App and web page records
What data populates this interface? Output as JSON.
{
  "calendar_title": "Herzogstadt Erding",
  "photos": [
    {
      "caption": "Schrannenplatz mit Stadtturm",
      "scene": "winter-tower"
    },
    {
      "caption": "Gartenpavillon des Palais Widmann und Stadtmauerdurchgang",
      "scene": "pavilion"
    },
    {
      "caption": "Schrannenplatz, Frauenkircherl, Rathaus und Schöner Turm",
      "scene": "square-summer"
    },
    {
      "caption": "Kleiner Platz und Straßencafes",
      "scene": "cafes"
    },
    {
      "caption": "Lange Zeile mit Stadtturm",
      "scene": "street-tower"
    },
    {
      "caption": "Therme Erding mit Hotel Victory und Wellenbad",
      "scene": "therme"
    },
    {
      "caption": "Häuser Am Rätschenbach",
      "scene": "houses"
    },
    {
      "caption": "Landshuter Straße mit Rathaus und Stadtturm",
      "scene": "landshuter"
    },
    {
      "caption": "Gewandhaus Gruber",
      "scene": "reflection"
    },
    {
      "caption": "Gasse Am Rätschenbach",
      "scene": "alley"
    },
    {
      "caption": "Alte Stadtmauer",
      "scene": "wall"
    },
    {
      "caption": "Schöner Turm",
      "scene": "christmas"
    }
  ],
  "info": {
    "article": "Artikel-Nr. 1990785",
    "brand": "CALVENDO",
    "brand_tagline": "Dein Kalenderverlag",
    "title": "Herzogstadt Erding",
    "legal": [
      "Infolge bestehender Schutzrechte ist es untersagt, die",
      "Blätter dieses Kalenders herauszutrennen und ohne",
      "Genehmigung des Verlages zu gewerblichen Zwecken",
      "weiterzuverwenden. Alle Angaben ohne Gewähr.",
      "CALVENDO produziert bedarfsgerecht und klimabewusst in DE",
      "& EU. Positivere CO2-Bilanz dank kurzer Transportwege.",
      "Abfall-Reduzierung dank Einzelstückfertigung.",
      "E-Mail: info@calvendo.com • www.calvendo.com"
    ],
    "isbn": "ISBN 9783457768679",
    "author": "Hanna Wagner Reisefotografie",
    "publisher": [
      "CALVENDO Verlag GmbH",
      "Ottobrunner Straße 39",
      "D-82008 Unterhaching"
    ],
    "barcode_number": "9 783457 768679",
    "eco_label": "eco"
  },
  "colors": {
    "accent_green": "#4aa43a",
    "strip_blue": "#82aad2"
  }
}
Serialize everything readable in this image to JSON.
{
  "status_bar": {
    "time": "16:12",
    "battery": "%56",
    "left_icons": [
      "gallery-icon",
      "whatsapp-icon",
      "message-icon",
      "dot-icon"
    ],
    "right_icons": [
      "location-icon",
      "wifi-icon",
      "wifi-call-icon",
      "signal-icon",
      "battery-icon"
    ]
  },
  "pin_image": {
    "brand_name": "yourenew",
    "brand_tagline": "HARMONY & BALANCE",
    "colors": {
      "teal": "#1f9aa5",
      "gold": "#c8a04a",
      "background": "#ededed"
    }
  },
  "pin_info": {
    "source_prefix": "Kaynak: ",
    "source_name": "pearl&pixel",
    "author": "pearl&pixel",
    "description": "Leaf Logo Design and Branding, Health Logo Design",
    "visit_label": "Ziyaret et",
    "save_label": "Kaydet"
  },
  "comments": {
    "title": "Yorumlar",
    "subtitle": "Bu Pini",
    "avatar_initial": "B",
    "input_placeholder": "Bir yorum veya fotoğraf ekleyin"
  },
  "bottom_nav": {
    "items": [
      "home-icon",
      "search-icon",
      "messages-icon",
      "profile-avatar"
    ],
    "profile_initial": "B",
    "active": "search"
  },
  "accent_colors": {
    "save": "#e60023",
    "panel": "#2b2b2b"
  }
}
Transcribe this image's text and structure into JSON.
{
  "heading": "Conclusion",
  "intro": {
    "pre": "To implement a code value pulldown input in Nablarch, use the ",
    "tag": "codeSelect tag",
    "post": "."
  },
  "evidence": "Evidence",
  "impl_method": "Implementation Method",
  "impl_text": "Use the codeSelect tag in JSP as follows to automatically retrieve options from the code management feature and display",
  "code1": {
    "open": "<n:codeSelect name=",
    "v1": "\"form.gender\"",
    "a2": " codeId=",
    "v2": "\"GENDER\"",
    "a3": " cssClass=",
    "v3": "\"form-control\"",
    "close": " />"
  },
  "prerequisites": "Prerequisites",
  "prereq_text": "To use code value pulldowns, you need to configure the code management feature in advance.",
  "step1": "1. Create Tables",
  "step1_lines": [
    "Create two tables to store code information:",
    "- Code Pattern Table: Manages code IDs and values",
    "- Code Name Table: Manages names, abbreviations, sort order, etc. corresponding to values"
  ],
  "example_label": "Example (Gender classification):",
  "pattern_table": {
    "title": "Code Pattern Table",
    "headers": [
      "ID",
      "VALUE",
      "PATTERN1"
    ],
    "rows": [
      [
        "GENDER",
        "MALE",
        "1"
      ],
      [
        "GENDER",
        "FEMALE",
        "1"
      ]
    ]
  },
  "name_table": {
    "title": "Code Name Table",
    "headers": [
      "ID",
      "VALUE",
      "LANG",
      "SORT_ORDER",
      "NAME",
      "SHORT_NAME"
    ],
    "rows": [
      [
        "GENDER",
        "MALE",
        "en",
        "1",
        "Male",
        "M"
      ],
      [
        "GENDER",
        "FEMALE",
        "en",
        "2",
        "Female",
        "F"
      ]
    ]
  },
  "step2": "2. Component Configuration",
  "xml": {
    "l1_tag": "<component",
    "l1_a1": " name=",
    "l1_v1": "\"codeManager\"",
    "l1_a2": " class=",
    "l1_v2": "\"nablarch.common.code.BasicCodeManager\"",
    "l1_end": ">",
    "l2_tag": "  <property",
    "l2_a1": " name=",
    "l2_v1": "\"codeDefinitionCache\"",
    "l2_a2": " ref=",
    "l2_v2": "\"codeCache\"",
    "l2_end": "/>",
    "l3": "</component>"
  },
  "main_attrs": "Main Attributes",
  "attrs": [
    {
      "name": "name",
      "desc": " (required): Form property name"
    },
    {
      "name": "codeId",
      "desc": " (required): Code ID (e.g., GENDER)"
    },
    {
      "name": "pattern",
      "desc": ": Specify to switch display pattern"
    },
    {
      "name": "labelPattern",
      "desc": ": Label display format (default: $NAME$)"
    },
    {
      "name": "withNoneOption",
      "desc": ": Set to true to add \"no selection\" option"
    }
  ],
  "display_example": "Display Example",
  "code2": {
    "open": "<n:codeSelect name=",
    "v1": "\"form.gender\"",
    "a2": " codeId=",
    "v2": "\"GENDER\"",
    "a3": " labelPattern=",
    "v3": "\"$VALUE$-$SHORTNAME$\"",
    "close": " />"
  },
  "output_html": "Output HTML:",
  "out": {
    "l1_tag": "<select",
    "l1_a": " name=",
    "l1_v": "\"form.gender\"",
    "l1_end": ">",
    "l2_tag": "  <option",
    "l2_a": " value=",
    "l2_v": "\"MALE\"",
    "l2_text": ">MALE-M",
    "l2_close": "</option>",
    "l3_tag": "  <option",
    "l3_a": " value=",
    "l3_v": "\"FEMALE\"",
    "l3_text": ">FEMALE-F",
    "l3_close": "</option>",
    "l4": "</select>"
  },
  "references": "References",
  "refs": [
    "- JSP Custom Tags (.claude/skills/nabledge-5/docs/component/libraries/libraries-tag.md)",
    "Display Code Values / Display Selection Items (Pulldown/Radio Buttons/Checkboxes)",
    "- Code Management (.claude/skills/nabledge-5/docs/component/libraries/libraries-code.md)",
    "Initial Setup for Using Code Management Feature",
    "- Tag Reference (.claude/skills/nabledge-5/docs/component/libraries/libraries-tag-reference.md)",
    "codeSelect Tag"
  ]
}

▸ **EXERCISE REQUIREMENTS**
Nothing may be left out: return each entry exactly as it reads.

▸ **WRITTEN REPLY**
What data populates this interface? Output as JSON.
{
  "calendar_title": "Herzogstadt Erding",
  "photos": [
    {
      "caption": "Schrannenplatz mit Stadtturm",
      "scene": "winter-tower"
    },
    {
      "caption": "Gartenpavillon des Palais Widmann und Stadtmauerdurchgang",
      "scene": "pavilion"
    },
    {
      "caption": "Schrannenplatz, Frauenkircherl, Rathaus und Schöner Turm",
      "scene": "square-summer"
    },
    {
      "caption": "Kleiner Platz und Straßencafes",
      "scene": "cafes"
    },
    {
      "caption": "Lange Zeile mit Stadtturm",
      "scene": "street-tower"
    },
    {
      "caption": "Therme Erding mit Hotel Victory und Wellenbad",
      "scene": "therme"
    },
    {
      "caption": "Häuser Am Rätschenbach",
      "scene": "houses"
    },
    {
      "caption": "Landshuter Straße mit Rathaus und Stadtturm",
      "scene": "landshuter"
    },
    {
      "caption": "Gewandhaus Gruber",
      "scene": "reflection"
    },
    {
      "caption": "Gasse Am Rätschenbach",
      "scene": "alley"
    },
    {
      "caption": "Alte Stadtmauer",
      "scene": "wall"
    },
    {
      "caption": "Schöner Turm",
      "scene": "christmas"
    }
  ],
  "info": {
    "article": "Artikel-Nr. 1990785",
    "brand": "CALVENDO",
    "brand_tagline": "Dein Kalenderverlag",
    "title": "Herzogstadt Erding",
    "legal": [
      "Infolge bestehender Schutzrechte ist es untersagt, die",
      "Blätter dieses Kalenders herauszutrennen und ohne",
      "Genehmigung des Verlages zu gewerblichen Zwecken",
      "weiterzuverwenden. Alle Angaben ohne Gewähr.",
      "CALVENDO produziert bedarfsgerecht und klimabewusst in DE",
      "& EU. Positivere CO2-Bilanz dank kurzer Transportwege.",
      "Abfall-Reduzierung dank Einzelstückfertigung.",
      "E-Mail: info@calvendo.com • www.calvendo.com"
    ],
    "isbn": "ISBN 9783457768679",
    "author": "Hanna Wagner Reisefotografie",
    "publisher": [
      "CALVENDO Verlag GmbH",
      "Ottobrunner Straße 39",
      "D-82008 Unterhaching"
    ],
    "barcode_number": "9 783457 768679",
    "eco_label": "eco"
  },
  "colors": {
    "accent_green": "#4aa43a",
    "strip_blue": "#82aad2"
  }
}
Serialize everything readable in this image to JSON.
{
  "status_bar": {
    "time": "16:12",
    "battery": "%56",
    "left_icons": [
      "gallery-icon",
      "whatsapp-icon",
      "message-icon",
      "dot-icon"
    ],
    "right_icons": [
      "location-icon",
      "wifi-icon",
      "wifi-call-icon",
      "signal-icon",
      "battery-icon"
    ]
  },
  "pin_image": {
    "brand_name": "yourenew",
    "brand_tagline": "HARMONY & BALANCE",
    "colors": {
      "teal": "#1f9aa5",
      "gold": "#c8a04a",
      "background": "#ededed"
    }
  },
  "pin_info": {
    "source_prefix": "Kaynak: ",
    "source_name": "pearl&pixel",
    "author": "pearl&pixel",
    "description": "Leaf Logo Design and Branding, Health Logo Design",
    "visit_label": "Ziyaret et",
    "save_label": "Kaydet"
  },
  "comments": {
    "title": "Yorumlar",
    "subtitle": "Bu Pini",
    "avatar_initial": "B",
    "input_placeholder": "Bir yorum veya fotoğraf ekleyin"
  },
  "bottom_nav": {
    "items": [
      "home-icon",
      "search-icon",
      "messages-icon",
      "profile-avatar"
    ],
    "profile_initial": "B",
    "active": "search"
  },
  "accent_colors": {
    "save": "#e60023",
    "panel": "#2b2b2b"
  }
}
Transcribe this image's text and structure into JSON.
{
  "heading": "Conclusion",
  "intro": {
    "pre": "To implement a code value pulldown input in Nablarch, use the ",
    "tag": "codeSelect tag",
    "post": "."
  },
  "evidence": "Evidence",
  "impl_method": "Implementation Method",
  "impl_text": "Use the codeSelect tag in JSP as follows to automatically retrieve options from the code management feature and display",
  "code1": {
    "open": "<n:codeSelect name=",
    "v1": "\"form.gender\"",
    "a2": " codeId=",
    "v2": "\"GENDER\"",
    "a3": " cssClass=",
    "v3": "\"form-control\"",
    "close": " />"
  },
  "prerequisites": "Prerequisites",
  "prereq_text": "To use code value pulldowns, you need to configure the code management feature in advance.",
  "step1": "1. Create Tables",
  "step1_lines": [
    "Create two tables to store code information:",
    "- Code Pattern Table: Manages code IDs and values",
    "- Code Name Table: Manages names, abbreviations, sort order, etc. corresponding to values"
  ],
  "example_label": "Example (Gender classification):",
  "pattern_table": {
    "title": "Code Pattern Table",
    "headers": [
      "ID",
      "VALUE",
      "PATTERN1"
    ],
    "rows": [
      [
        "GENDER",
        "MALE",
        "1"
      ],
      [
        "GENDER",
        "FEMALE",
        "1"
      ]
    ]
  },
  "name_table": {
    "title": "Code Name Table",
    "headers": [
      "ID",
      "VALUE",
      "LANG",
      "SORT_ORDER",
      "NAME",
      "SHORT_NAME"
    ],
    "rows": [
      [
        "GENDER",
        "MALE",
        "en",
        "1",
        "Male",
        "M"
      ],
      [
        "GENDER",
        "FEMALE",
        "en",
        "2",
        "Female",
        "F"
      ]
    ]
  },
  "step2": "2. Component Configuration",
  "xml": {
    "l1_tag": "<component",
    "l1_a1": " name=",
    "l1_v1": "\"codeManager\"",
    "l1_a2": " class=",
    "l1_v2": "\"nablarch.common.code.BasicCodeManager\"",
    "l1_end": ">",
    "l2_tag": "  <property",
    "l2_a1": " name=",
    "l2_v1": "\"codeDefinitionCache\"",
    "l2_a2": " ref=",
    "l2_v2": "\"codeCache\"",
    "l2_end": "/>",
    "l3": "</component>"
  },
  "main_attrs": "Main Attributes",
  "attrs": [
    {
      "name": "name",
      "desc": " (required): Form property name"
    },
    {
      "name": "codeId",
      "desc": " (required): Code ID (e.g., GENDER)"
    },
    {
      "name": "pattern",
      "desc": ": Specify to switch display pattern"
    },
    {
      "name": "labelPattern",
      "desc": ": Label display format (default: $NAME$)"
    },
    {
      "name": "withNoneOption",
      "desc": ": Set to true to add \"no selection\" option"
    }
  ],
  "display_example": "Display Example",
  "code2": {
    "open": "<n:codeSelect name=",
    "v1": "\"form.gender\"",
    "a2": " codeId=",
    "v2": "\"GENDER\"",
    "a3": " labelPattern=",
    "v3": "\"$VALUE$-$SHORTNAME$\"",
    "close": " />"
  },
  "output_html": "Output HTML:",
  "out": {
    "l1_tag": "<select",
    "l1_a": " name=",
    "l1_v": "\"form.gender\"",
    "l1_end": ">",
    "l2_tag": "  <option",
    "l2_a": " value=",
    "l2_v": "\"MALE\"",
    "l2_text": ">MALE-M",
    "l2_close": "</option>",
    "l3_tag": "  <option",
    "l3_a": " value=",
    "l3_v": "\"FEMALE\"",
    "l3_text": ">FEMALE-F",
    "l3_close": "</option>",
    "l4": "</select>"
  },
  "references": "References",
  "refs": [
    "- JSP Custom Tags (.claude/skills/nabledge-5/docs/component/libraries/libraries-tag.md)",
    "Display Code Values / Display Selection Items (Pulldown/Radio Buttons/Checkboxes)",
    "- Code Management (.claude/skills/nabledge-5/docs/component/libraries/libraries-code.md)",
    "Initial Setup for Using Code Management Feature",
    "- Tag Reference (.claude/skills/nabledge-5/docs/component/libraries/libraries-tag-reference.md)",
    "codeSelect Tag"
  ]
}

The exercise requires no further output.